▶ What you are asked to do: Copy out the data below. Keep every word as it is.
(Records supplied)
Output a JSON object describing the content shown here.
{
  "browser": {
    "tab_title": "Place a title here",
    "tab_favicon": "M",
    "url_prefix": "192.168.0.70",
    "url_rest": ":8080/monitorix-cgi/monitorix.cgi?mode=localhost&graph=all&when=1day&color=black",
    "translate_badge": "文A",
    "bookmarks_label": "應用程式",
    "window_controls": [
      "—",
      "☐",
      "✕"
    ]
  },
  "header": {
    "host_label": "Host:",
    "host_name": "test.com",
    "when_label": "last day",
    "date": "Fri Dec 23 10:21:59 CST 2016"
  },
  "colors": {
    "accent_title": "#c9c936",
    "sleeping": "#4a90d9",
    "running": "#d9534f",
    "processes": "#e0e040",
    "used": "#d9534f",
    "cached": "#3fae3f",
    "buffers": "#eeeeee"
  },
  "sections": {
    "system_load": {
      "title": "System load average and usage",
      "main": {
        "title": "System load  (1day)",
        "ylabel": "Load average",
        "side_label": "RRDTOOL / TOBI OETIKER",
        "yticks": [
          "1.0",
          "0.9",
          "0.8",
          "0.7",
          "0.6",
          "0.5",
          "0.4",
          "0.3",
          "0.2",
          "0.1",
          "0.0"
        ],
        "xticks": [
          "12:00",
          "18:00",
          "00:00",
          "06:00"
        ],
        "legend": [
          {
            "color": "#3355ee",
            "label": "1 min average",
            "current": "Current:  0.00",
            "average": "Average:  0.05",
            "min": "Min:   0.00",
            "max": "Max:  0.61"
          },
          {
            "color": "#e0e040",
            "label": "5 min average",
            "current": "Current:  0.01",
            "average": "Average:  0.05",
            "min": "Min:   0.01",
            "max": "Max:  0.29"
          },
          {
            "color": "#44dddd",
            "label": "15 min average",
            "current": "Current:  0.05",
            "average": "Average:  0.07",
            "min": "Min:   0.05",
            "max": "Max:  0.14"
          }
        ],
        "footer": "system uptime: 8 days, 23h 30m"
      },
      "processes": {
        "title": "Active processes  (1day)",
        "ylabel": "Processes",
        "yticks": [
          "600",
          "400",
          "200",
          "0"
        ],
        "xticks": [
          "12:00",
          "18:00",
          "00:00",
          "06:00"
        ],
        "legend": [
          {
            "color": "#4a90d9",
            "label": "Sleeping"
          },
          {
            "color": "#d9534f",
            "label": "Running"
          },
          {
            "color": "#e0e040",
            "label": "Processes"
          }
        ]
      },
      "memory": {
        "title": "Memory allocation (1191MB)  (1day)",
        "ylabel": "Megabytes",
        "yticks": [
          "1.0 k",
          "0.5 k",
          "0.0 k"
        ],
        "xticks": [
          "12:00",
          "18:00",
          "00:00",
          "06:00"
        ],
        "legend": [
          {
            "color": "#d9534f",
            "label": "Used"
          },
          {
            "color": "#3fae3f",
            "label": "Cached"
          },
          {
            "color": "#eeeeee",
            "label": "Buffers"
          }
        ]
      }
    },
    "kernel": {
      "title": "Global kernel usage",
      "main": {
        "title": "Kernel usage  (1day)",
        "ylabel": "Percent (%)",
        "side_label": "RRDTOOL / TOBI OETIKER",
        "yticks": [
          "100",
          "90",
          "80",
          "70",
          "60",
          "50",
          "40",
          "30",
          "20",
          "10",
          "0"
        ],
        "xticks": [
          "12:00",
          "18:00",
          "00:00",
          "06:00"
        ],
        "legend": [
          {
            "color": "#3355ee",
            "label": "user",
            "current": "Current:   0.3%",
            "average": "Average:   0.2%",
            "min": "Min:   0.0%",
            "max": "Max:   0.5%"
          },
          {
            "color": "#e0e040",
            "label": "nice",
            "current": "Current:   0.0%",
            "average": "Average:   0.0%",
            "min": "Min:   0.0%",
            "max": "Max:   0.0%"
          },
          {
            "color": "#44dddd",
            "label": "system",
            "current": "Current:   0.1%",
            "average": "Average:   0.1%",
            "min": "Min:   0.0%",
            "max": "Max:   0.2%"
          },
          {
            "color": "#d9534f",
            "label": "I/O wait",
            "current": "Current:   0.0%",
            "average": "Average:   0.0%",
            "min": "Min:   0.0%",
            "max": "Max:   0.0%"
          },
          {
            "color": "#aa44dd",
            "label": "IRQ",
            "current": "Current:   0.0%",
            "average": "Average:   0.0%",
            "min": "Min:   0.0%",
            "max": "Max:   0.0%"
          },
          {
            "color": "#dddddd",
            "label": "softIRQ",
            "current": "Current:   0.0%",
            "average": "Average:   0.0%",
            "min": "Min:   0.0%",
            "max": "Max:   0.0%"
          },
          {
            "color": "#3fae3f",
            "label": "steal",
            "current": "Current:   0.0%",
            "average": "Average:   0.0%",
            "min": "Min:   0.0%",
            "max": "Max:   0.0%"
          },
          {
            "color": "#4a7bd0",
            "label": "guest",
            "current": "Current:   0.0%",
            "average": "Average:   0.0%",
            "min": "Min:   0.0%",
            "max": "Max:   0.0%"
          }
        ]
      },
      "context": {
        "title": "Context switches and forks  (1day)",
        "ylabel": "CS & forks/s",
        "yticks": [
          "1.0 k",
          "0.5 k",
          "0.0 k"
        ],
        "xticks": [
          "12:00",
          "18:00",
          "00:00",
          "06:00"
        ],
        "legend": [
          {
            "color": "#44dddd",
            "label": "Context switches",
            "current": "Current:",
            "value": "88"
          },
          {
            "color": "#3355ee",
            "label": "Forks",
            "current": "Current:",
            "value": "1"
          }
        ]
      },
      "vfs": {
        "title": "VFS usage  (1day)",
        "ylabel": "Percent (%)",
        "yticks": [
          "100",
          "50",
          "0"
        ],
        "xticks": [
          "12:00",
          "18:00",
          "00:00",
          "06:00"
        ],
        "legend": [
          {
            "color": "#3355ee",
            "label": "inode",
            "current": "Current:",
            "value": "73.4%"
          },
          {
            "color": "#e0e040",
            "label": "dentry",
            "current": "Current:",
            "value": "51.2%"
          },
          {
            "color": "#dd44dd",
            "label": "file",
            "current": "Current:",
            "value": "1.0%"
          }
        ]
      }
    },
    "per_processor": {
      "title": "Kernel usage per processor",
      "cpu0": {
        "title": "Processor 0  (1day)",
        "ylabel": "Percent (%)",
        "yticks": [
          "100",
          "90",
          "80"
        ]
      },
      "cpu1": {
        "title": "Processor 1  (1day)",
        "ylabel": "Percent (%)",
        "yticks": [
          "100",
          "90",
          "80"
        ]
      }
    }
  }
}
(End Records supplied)
▶ Response:
Output a JSON object describing the content shown here.
{
  "browser": {
    "tab_title": "Place a title here",
    "tab_favicon": "M",
    "url_prefix": "192.168.0.70",
    "url_rest": ":8080/monitorix-cgi/monitorix.cgi?mode=localhost&graph=all&when=1day&color=black",
    "translate_badge": "文A",
    "bookmarks_label": "應用程式",
    "window_controls": [
      "—",
      "☐",
      "✕"
    ]
  },
  "header": {
    "host_label": "Host:",
    "host_name": "test.com",
    "when_label": "last day",
    "date": "Fri Dec 23 10:21:59 CST 2016"
  },
  "colors": {
    "accent_title": "#c9c936",
    "sleeping": "#4a90d9",
    "running": "#d9534f",
    "processes": "#e0e040",
    "used": "#d9534f",
    "cached": "#3fae3f",
    "buffers": "#eeeeee"
  },
  "sections": {
    "system_load": {
      "title": "System load average and usage",
      "main": {
        "title": "System load  (1day)",
        "ylabel": "Load average",
        "side_label": "RRDTOOL / TOBI OETIKER",
        "yticks": [
          "1.0",
          "0.9",
          "0.8",
          "0.7",
          "0.6",
          "0.5",
          "0.4",
          "0.3",
          "0.2",
          "0.1",
          "0.0"
        ],
        "xticks": [
          "12:00",
          "18:00",
          "00:00",
          "06:00"
        ],
        "legend": [
          {
            "color": "#3355ee",
            "label": "1 min average",
            "current": "Current:  0.00",
            "average": "Average:  0.05",
            "min": "Min:   0.00",
            "max": "Max:  0.61"
          },
          {
            "color": "#e0e040",
            "label": "5 min average",
            "current": "Current:  0.01",
            "average": "Average:  0.05",
            "min": "Min:   0.01",
            "max": "Max:  0.29"
          },
          {
            "color": "#44dddd",
            "label": "15 min average",
            "current": "Current:  0.05",
            "average": "Average:  0.07",
            "min": "Min:   0.05",
            "max": "Max:  0.14"
          }
        ],
        "footer": "system uptime: 8 days, 23h 30m"
      },
      "processes": {
        "title": "Active processes  (1day)",
        "ylabel": "Processes",
        "yticks": [
          "600",
          "400",
          "200",
          "0"
        ],
        "xticks": [
          "12:00",
          "18:00",
          "00:00",
          "06:00"
        ],
        "legend": [
          {
            "color": "#4a90d9",
            "label": "Sleeping"
          },
          {
            "color": "#d9534f",
            "label": "Running"
          },
          {
            "color": "#e0e040",
            "label": "Processes"
          }
        ]
      },
      "memory": {
        "title": "Memory allocation (1191MB)  (1day)",
        "ylabel": "Megabytes",
        "yticks": [
          "1.0 k",
          "0.5 k",
          "0.0 k"
        ],
        "xticks": [
          "12:00",
          "18:00",
          "00:00",
          "06:00"
        ],
        "legend": [
          {
            "color": "#d9534f",
            "label": "Used"
          },
          {
            "color": "#3fae3f",
            "label": "Cached"
          },
          {
            "color": "#eeeeee",
            "label": "Buffers"
          }
        ]
      }
    },
    "kernel": {
      "title": "Global kernel usage",
      "main": {
        "title": "Kernel usage  (1day)",
        "ylabel": "Percent (%)",
        "side_label": "RRDTOOL / TOBI OETIKER",
        "yticks": [
          "100",
          "90",
          "80",
          "70",
          "60",
          "50",
          "40",
          "30",
          "20",
          "10",
          "0"
        ],
        "xticks": [
          "12:00",
          "18:00",
          "00:00",
          "06:00"
        ],
        "legend": [
          {
            "color": "#3355ee",
            "label": "user",
            "current": "Current:   0.3%",
            "average": "Average:   0.2%",
            "min": "Min:   0.0%",
            "max": "Max:   0.5%"
          },
          {
            "color": "#e0e040",
            "label": "nice",
            "current": "Current:   0.0%",
            "average": "Average:   0.0%",
            "min": "Min:   0.0%",
            "max": "Max:   0.0%"
          },
          {
            "color": "#44dddd",
            "label": "system",
            "current": "Current:   0.1%",
            "average": "Average:   0.1%",
            "min": "Min:   0.0%",
            "max": "Max:   0.2%"
          },
          {
            "color": "#d9534f",
            "label": "I/O wait",
            "current": "Current:   0.0%",
            "average": "Average:   0.0%",
            "min": "Min:   0.0%",
            "max": "Max:   0.0%"
          },
          {
            "color": "#aa44dd",
            "label": "IRQ",
            "current": "Current:   0.0%",
            "average": "Average:   0.0%",
            "min": "Min:   0.0%",
            "max": "Max:   0.0%"
          },
          {
            "color": "#dddddd",
            "label": "softIRQ",
            "current": "Current:   0.0%",
            "average": "Average:   0.0%",
            "min": "Min:   0.0%",
            "max": "Max:   0.0%"
          },
          {
            "color": "#3fae3f",
            "label": "steal",
            "current": "Current:   0.0%",
            "average": "Average:   0.0%",
            "min": "Min:   0.0%",
            "max": "Max:   0.0%"
          },
          {
            "color": "#4a7bd0",
            "label": "guest",
            "current": "Current:   0.0%",
            "average": "Average:   0.0%",
            "min": "Min:   0.0%",
            "max": "Max:   0.0%"
          }
        ]
      },
      "context": {
        "title": "Context switches and forks  (1day)",
        "ylabel": "CS & forks/s",
        "yticks": [
          "1.0 k",
          "0.5 k",
          "0.0 k"
        ],
        "xticks": [
          "12:00",
          "18:00",
          "00:00",
          "06:00"
        ],
        "legend": [
          {
            "color": "#44dddd",
            "label": "Context switches",
            "current": "Current:",
            "value": "88"
          },
          {
            "color": "#3355ee",
            "label": "Forks",
            "current": "Current:",
            "value": "1"
          }
        ]
      },
      "vfs": {
        "title": "VFS usage  (1day)",
        "ylabel": "Percent (%)",
        "yticks": [
          "100",
          "50",
          "0"
        ],
        "xticks": [
          "12:00",
          "18:00",
          "00:00",
          "06:00"
        ],
        "legend": [
          {
            "color": "#3355ee",
            "label": "inode",
            "current": "Current:",
            "value": "73.4%"
          },
          {
            "color": "#e0e040",
            "label": "dentry",
            "current": "Current:",
            "value": "51.2%"
          },
          {
            "color": "#dd44dd",
            "label": "file",
            "current": "Current:",
            "value": "1.0%"
          }
        ]
      }
    },
    "per_processor": {
      "title": "Kernel usage per processor",
      "cpu0": {
        "title": "Processor 0  (1day)",
        "ylabel": "Percent (%)",
        "yticks": [
          "100",
          "90",
          "80"
        ]
      },
      "cpu1": {
        "title": "Processor 1  (1day)",
        "ylabel": "Percent (%)",
        "yticks": [
          "100",
          "90",
          "80"
        ]
      }
    }
  }
}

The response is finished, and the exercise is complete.